Franz Schubert: Gute nacht, from Winterreise, D911
Hans Hotter bass / Gerald Moore pf (EMI Classics 0724356700024)

Playlist #912: 2009-10-5

October 5th, 2009 · < Renée >
Antonín Dvořák: Trio for piano, violin & cello, op. 65, B. 130 (1883)
Emanuel Ax pf / Young Uck Kim vn / Yo-Yo Ma vc (CBS MK44527)
Ned Rorem:Book of hours for flute and harp (1975)
Fenwick Smith hp / Ann Jobson Pilot hp (ETCETERA 1184)

Playlist #910: 2009-09-21

September 21st, 2009 · < Renée >
Sergei Prokofiev: Piano sonata no. 5 in C major, op. 135
György Sandor pf (VOXC 3500)
Béla Bartók: Piano concerto no. 1, Sz 83 (1926)
György Sandor pf / Southwest German Radio Symphony Orchestra / Rolf Reinhardt cond (VOXC 25506)
Gustav Holst: A Somerset rhapsody, op. 21b / H 87 (1906)
North Texas University Wind Ensemble / Eugene Corporon cond (Gia 655)

Fixed at last, fixed at last, thank . . .

September 21st, 2009 · < mtheo >

With a huge backlog of playlists accumulated while the posting mechanism was broken (several months now), it may be a while before we’re current. We may go ahead and install a completely new site in the hope of preventing a recurrence (or, as 99% of the populace now apparently believe is the word, “reoccurrence”). Don’t let it throw you! For now, though, we’re in catch-up mode.

Playlist #888: 2009-04-20

April 20th, 2009 · < Renée >
Henryk Gorecki: Symphony No. 3, Op. 36 (1976), Symphony of sorrowful songs
Dawn Upshaw sop / London Sinfonietta / David Zinman cond (Elektra Nonesuch D100110)

Playlist #887: 2009-04-13

April 13th, 2009 · < mtheo >
György Ligeti: Sonata for violoncello solo: I. Dialogue (1948-53)
Matt Haimovitz vc (SFCO 2005-06)
Arnold Schoenberg: Suite for string orchestra in G (1934)
Radio Symphony Orchestra Berlin / John Mauceri cond (London 448 619-2)
J. S. Bach: Suite for violoncello solo no. 2 in D minor BWV 1008 (ca. 1720)
Anner Bylsma vc (Sony SBK 61811)

Gurre-Lieder at the ORG, March 29, 2009

March 23rd, 2009 · < mtheo >
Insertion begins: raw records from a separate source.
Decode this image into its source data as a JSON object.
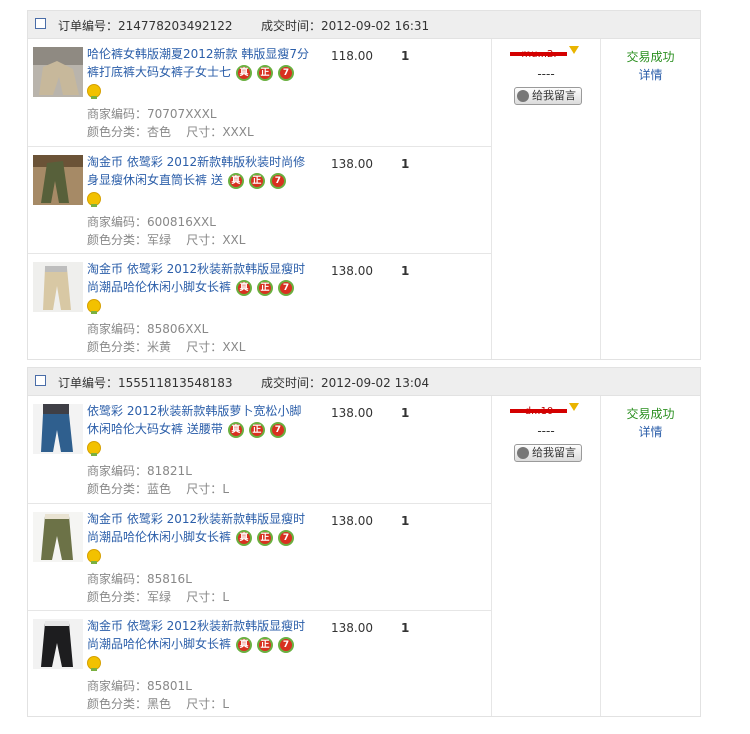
{
  "orders": [
    {
      "order_label": "订单编号：",
      "order_no": "214778203492122",
      "time_label": "成交时间：",
      "time": "2012-09-02 16:31",
      "buyer_redacted": "mu,..2.",
      "dash": "----",
      "message_button": "给我留言",
      "status": "交易成功",
      "detail": "详情",
      "items": [
        {
          "title": "哈伦裤女韩版潮夏2012新款 韩版显瘦7分裤打底裤大码女裤子女士七",
          "price": "118.00",
          "qty": "1",
          "code_label": "商家编码：",
          "code": "70707XXXL",
          "color_label": "颜色分类：",
          "color": "杏色",
          "size_label": "尺寸：",
          "size": "XXXL",
          "icon_zhen": "真",
          "icon_zheng": "正",
          "icon_seven": "7"
        },
        {
          "title": "淘金币 依鹭彩 2012新款韩版秋装时尚修身显瘦休闲女直筒长裤 送",
          "price": "138.00",
          "qty": "1",
          "code_label": "商家编码：",
          "code": "600816XXL",
          "color_label": "颜色分类：",
          "color": "军绿",
          "size_label": "尺寸：",
          "size": "XXL",
          "icon_zhen": "真",
          "icon_zheng": "正",
          "icon_seven": "7"
        },
        {
          "title": "淘金币 依鹭彩 2012秋装新款韩版显瘦时尚潮品哈伦休闲小脚女长裤",
          "price": "138.00",
          "qty": "1",
          "code_label": "商家编码：",
          "code": "85806XXL",
          "color_label": "颜色分类：",
          "color": "米黄",
          "size_label": "尺寸：",
          "size": "XXL",
          "icon_zhen": "真",
          "icon_zheng": "正",
          "icon_seven": "7"
        }
      ]
    },
    {
      "order_label": "订单编号：",
      "order_no": "155511813548183",
      "time_label": "成交时间：",
      "time": "2012-09-02 13:04",
      "buyer_redacted": "d...10",
      "dash": "----",
      "message_button": "给我留言",
      "status": "交易成功",
      "detail": "详情",
      "items": [
        {
          "title": "依鹭彩 2012秋装新款韩版萝卜宽松小脚休闲哈伦大码女裤 送腰带",
          "price": "138.00",
          "qty": "1",
          "code_label": "商家编码：",
          "code": "81821L",
          "color_label": "颜色分类：",
          "color": "蓝色",
          "size_label": "尺寸：",
          "size": "L",
          "icon_zhen": "真",
          "icon_zheng": "正",
          "icon_seven": "7"
        },
        {
          "title": "淘金币 依鹭彩 2012秋装新款韩版显瘦时尚潮品哈伦休闲小脚女长裤",
          "price": "138.00",
          "qty": "1",
          "code_label": "商家编码：",
          "code": "85816L",
          "color_label": "颜色分类：",
          "color": "军绿",
          "size_label": "尺寸：",
          "size": "L",
          "icon_zhen": "真",
          "icon_zheng": "正",
          "icon_seven": "7"
        },
        {
          "title": "淘金币 依鹭彩 2012秋装新款韩版显瘦时尚潮品哈伦休闲小脚女长裤",
          "price": "138.00",
          "qty": "1",
          "code_label": "商家编码：",
          "code": "85801L",
          "color_label": "颜色分类：",
          "color": "黑色",
          "size_label": "尺寸：",
          "size": "L",
          "icon_zhen": "真",
          "icon_zheng": "正",
          "icon_seven": "7"
        }
      ]
    }
  ]
}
“Many people came to the first performance ready to whistle on their house keys (the traditional Viennese method of expressing public displeasure), but the house keys were not used: people wept and cheered, and Schoenberg received an ovation that lasted a quarter of an hour.”

CHARLES ROSEN on the première
of Songs of Gurre, February 23, 1913

M. Theo’s mixed-media presentation of Arnold Schönberg’s Songs of Gurre returns to Berkeley on the last Sunday of March, courtesy of composer Bill Ludtke’s splendid ORG Salon Concerts series. Some consider this immense song cycle (calling for orchestral, choral, and solo resources well beyond those of Mahler’s symphony “of a thousand”) the pinnacle of Romanticism in music. I am one of them. I also consider it the great critique of, and antidote to, Romanticism. Since this work is so rarely performed, I’ve made a practice of presenting it every few years in recorded form, under conditions as close to ideal as I can muster: comfortable hall, excellent sound system, with synchronized German text and updated translation on screen – legibly! – synchronized to the music. I’ll introduce the cycle with plenty of little-known background that will enhance the encounter with the music for first-timer and old hand alike. For further information please contact me by email or phone (see the flyer thumbnailed above). The ORG is at 2601 Durant Avenue, at the corner of Bowditch Street – right across the street from Hotel Durant and Henry’s Publick House. Hope to see you there!